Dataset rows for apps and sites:
════════════════════

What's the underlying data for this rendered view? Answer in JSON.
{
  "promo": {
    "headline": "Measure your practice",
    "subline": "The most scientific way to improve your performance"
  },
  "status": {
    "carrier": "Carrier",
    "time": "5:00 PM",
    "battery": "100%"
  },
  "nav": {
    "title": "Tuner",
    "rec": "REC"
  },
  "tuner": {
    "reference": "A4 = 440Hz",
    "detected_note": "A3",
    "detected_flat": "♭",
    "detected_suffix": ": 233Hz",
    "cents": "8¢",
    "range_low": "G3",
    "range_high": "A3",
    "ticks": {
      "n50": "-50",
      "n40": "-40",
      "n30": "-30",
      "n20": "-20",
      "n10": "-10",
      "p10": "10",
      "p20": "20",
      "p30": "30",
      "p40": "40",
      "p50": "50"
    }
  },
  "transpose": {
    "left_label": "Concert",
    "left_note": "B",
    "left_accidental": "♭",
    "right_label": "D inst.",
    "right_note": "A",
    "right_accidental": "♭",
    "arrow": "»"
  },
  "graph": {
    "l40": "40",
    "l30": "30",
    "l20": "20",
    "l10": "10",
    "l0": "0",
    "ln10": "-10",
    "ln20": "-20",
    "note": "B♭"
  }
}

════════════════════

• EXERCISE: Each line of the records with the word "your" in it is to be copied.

• RESULT:
    "headline": "Measure your practice",
    "subline": "The most scientific way to improve your performance"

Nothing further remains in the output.